### REQUIREMENT
Every line of the data below must be output exactly, with images left out.

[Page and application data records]

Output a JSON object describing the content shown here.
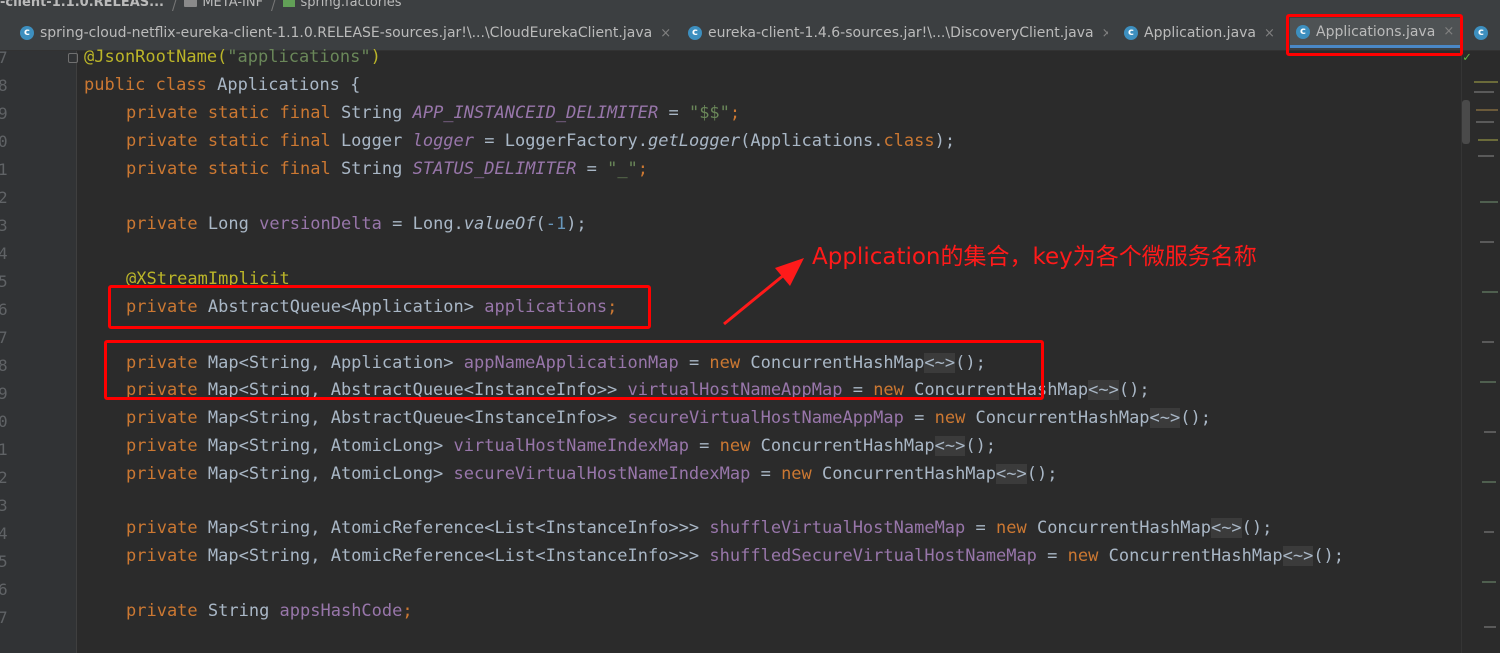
{
  "breadcrumb": {
    "module": "-client-1.1.0.RELEAS...",
    "folder": "META-INF",
    "file": "spring.factories"
  },
  "tabs": [
    {
      "label": "spring-cloud-netflix-eureka-client-1.1.0.RELEASE-sources.jar!\\...\\CloudEurekaClient.java",
      "icon": "class-icon",
      "active": false
    },
    {
      "label": "eureka-client-1.4.6-sources.jar!\\...\\DiscoveryClient.java",
      "icon": "class-icon",
      "active": false
    },
    {
      "label": "Application.java",
      "icon": "class-icon",
      "active": false
    },
    {
      "label": "Applications.java",
      "icon": "class-icon",
      "active": true
    }
  ],
  "tab_close_glyph": "×",
  "tab_icon_letter": "c",
  "line_numbers": [
    "7",
    "8",
    "9",
    "0",
    "1",
    "2",
    "3",
    "4",
    "5",
    "6",
    "7",
    "8",
    "9",
    "0",
    "1",
    "2",
    "3",
    "4",
    "5",
    "6",
    "7"
  ],
  "code": {
    "l7": {
      "annotation": "@JsonRootName(",
      "arg": "\"applications\"",
      "close": ")"
    },
    "l8": {
      "k1": "public",
      "k2": "class",
      "name": " Applications {"
    },
    "l9": {
      "mods": "private static final",
      "type": " String ",
      "const": "APP_INSTANCEID_DELIMITER",
      "eq": " = ",
      "val": "\"$$\"",
      "end": ";"
    },
    "l10": {
      "mods": "private static final",
      "type": " Logger ",
      "field": "logger",
      "eq": " = LoggerFactory.",
      "method": "getLogger",
      "args": "(Applications.",
      "kw": "class",
      "end": ");"
    },
    "l11": {
      "mods": "private static final",
      "type": " String ",
      "const": "STATUS_DELIMITER",
      "eq": " = ",
      "val": "\"_\"",
      "end": ";"
    },
    "l13": {
      "mod": "private",
      "type": " Long ",
      "field": "versionDelta",
      "eq": " = Long.",
      "method": "valueOf",
      "open": "(",
      "num": "-1",
      "end": ");"
    },
    "l15": {
      "annotation": "@XStreamImplicit"
    },
    "l16": {
      "mod": "private",
      "type": " AbstractQueue<Application> ",
      "field": "applications",
      "end": ";"
    },
    "l18": {
      "mod": "private",
      "type": " Map<String, Application> ",
      "field": "appNameApplicationMap",
      "eq": " = ",
      "kw": "new",
      "ctor": " ConcurrentHashMap",
      "dia": "<~>",
      "end": "();"
    },
    "l19": {
      "mod": "private",
      "type": " Map<String, AbstractQueue<InstanceInfo>> ",
      "field": "virtualHostNameAppMap",
      "eq": " = ",
      "kw": "new",
      "ctor": " ConcurrentHashMap",
      "dia": "<~>",
      "end": "();"
    },
    "l20": {
      "mod": "private",
      "type": " Map<String, AbstractQueue<InstanceInfo>> ",
      "field": "secureVirtualHostNameAppMap",
      "eq": " = ",
      "kw": "new",
      "ctor": " ConcurrentHashMap",
      "dia": "<~>",
      "end": "();"
    },
    "l21": {
      "mod": "private",
      "type": " Map<String, AtomicLong> ",
      "field": "virtualHostNameIndexMap",
      "eq": " = ",
      "kw": "new",
      "ctor": " ConcurrentHashMap",
      "dia": "<~>",
      "end": "();"
    },
    "l22": {
      "mod": "private",
      "type": " Map<String, AtomicLong> ",
      "field": "secureVirtualHostNameIndexMap",
      "eq": " = ",
      "kw": "new",
      "ctor": " ConcurrentHashMap",
      "dia": "<~>",
      "end": "();"
    },
    "l24": {
      "mod": "private",
      "type": " Map<String, AtomicReference<List<InstanceInfo>>> ",
      "field": "shuffleVirtualHostNameMap",
      "eq": " = ",
      "kw": "new",
      "ctor": " ConcurrentHashMap",
      "dia": "<~>",
      "end": "();"
    },
    "l25": {
      "mod": "private",
      "type": " Map<String, AtomicReference<List<InstanceInfo>>> ",
      "field": "shuffledSecureVirtualHostNameMap",
      "eq": " = ",
      "kw": "new",
      "ctor": " ConcurrentHashMap",
      "dia": "<~>",
      "end": "();"
    },
    "l27": {
      "mod": "private",
      "type": " String ",
      "field": "appsHashCode",
      "end": ";"
    }
  },
  "annotation_note": "Application的集合，key为各个微服务名称",
  "colors": {
    "highlight": "#ff0000",
    "keyword": "#cc7832",
    "annotation": "#bbb529",
    "string": "#6a8759",
    "field": "#9876aa",
    "number": "#6897bb",
    "plain": "#a9b7c6",
    "background": "#2b2b2b"
  }
}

### OUTPUT OF THE EXERCISE
Output a JSON object describing the content shown here.
{
  "breadcrumb": {
    "module": "-client-1.1.0.RELEAS...",
    "folder": "META-INF",
    "file": "spring.factories"
  },
  "tabs": [
    {
      "label": "spring-cloud-netflix-eureka-client-1.1.0.RELEASE-sources.jar!\\...\\CloudEurekaClient.java",
      "icon": "class-icon",
      "active": false
    },
    {
      "label": "eureka-client-1.4.6-sources.jar!\\...\\DiscoveryClient.java",
      "icon": "class-icon",
      "active": false
    },
    {
      "label": "Application.java",
      "icon": "class-icon",
      "active": false
    },
    {
      "label": "Applications.java",
      "icon": "class-icon",
      "active": true
    }
  ],
  "tab_close_glyph": "×",
  "tab_icon_letter": "c",
  "line_numbers": [
    "7",
    "8",
    "9",
    "0",
    "1",
    "2",
    "3",
    "4",
    "5",
    "6",
    "7",
    "8",
    "9",
    "0",
    "1",
    "2",
    "3",
    "4",
    "5",
    "6",
    "7"
  ],
  "code": {
    "l7": {
      "annotation": "@JsonRootName(",
      "arg": "\"applications\"",
      "close": ")"
    },
    "l8": {
      "k1": "public",
      "k2": "class",
      "name": " Applications {"
    },
    "l9": {
      "mods": "private static final",
      "type": " String ",
      "const": "APP_INSTANCEID_DELIMITER",
      "eq": " = ",
      "val": "\"$$\"",
      "end": ";"
    },
    "l10": {
      "mods": "private static final",
      "type": " Logger ",
      "field": "logger",
      "eq": " = LoggerFactory.",
      "method": "getLogger",
      "args": "(Applications.",
      "kw": "class",
      "end": ");"
    },
    "l11": {
      "mods": "private static final",
      "type": " String ",
      "const": "STATUS_DELIMITER",
      "eq": " = ",
      "val": "\"_\"",
      "end": ";"
    },
    "l13": {
      "mod": "private",
      "type": " Long ",
      "field": "versionDelta",
      "eq": " = Long.",
      "method": "valueOf",
      "open": "(",
      "num": "-1",
      "end": ");"
    },
    "l15": {
      "annotation": "@XStreamImplicit"
    },
    "l16": {
      "mod": "private",
      "type": " AbstractQueue<Application> ",
      "field": "applications",
      "end": ";"
    },
    "l18": {
      "mod": "private",
      "type": " Map<String, Application> ",
      "field": "appNameApplicationMap",
      "eq": " = ",
      "kw": "new",
      "ctor": " ConcurrentHashMap",
      "dia": "<~>",
      "end": "();"
    },
    "l19": {
      "mod": "private",
      "type": " Map<String, AbstractQueue<InstanceInfo>> ",
      "field": "virtualHostNameAppMap",
      "eq": " = ",
      "kw": "new",
      "ctor": " ConcurrentHashMap",
      "dia": "<~>",
      "end": "();"
    },
    "l20": {
      "mod": "private",
      "type": " Map<String, AbstractQueue<InstanceInfo>> ",
      "field": "secureVirtualHostNameAppMap",
      "eq": " = ",
      "kw": "new",
      "ctor": " ConcurrentHashMap",
      "dia": "<~>",
      "end": "();"
    },
    "l21": {
      "mod": "private",
      "type": " Map<String, AtomicLong> ",
      "field": "virtualHostNameIndexMap",
      "eq": " = ",
      "kw": "new",
      "ctor": " ConcurrentHashMap",
      "dia": "<~>",
      "end": "();"
    },
    "l22": {
      "mod": "private",
      "type": " Map<String, AtomicLong> ",
      "field": "secureVirtualHostNameIndexMap",
      "eq": " = ",
      "kw": "new",
      "ctor": " ConcurrentHashMap",
      "dia": "<~>",
      "end": "();"
    },
    "l24": {
      "mod": "private",
      "type": " Map<String, AtomicReference<List<InstanceInfo>>> ",
      "field": "shuffleVirtualHostNameMap",
      "eq": " = ",
      "kw": "new",
      "ctor": " ConcurrentHashMap",
      "dia": "<~>",
      "end": "();"
    },
    "l25": {
      "mod": "private",
      "type": " Map<String, AtomicReference<List<InstanceInfo>>> ",
      "field": "shuffledSecureVirtualHostNameMap",
      "eq": " = ",
      "kw": "new",
      "ctor": " ConcurrentHashMap",
      "dia": "<~>",
      "end": "();"
    },
    "l27": {
      "mod": "private",
      "type": " String ",
      "field": "appsHashCode",
      "end": ";"
    }
  },
  "annotation_note": "Application的集合，key为各个微服务名称",
  "colors": {
    "highlight": "#ff0000",
    "keyword": "#cc7832",
    "annotation": "#bbb529",
    "string": "#6a8759",
    "field": "#9876aa",
    "number": "#6897bb",
    "plain": "#a9b7c6",
    "background": "#2b2b2b"
  }
}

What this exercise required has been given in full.